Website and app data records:
§

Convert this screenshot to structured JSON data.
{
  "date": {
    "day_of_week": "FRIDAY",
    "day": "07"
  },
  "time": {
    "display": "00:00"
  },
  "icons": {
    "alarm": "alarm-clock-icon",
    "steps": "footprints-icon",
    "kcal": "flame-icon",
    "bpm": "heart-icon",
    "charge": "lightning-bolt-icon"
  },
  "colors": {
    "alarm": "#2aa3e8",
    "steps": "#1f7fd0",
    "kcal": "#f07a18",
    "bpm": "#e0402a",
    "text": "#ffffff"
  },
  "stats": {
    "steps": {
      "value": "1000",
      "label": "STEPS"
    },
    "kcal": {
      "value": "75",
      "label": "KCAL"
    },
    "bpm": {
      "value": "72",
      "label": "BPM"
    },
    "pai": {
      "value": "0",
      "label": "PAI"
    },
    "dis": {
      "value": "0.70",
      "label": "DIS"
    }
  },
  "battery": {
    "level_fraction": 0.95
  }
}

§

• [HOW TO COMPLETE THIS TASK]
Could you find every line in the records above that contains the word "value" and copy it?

• [OUTPUT FOR THIS TASK]
      "value": "1000",
      "value": "75",
      "value": "72",
      "value": "0",
      "value": "0.70",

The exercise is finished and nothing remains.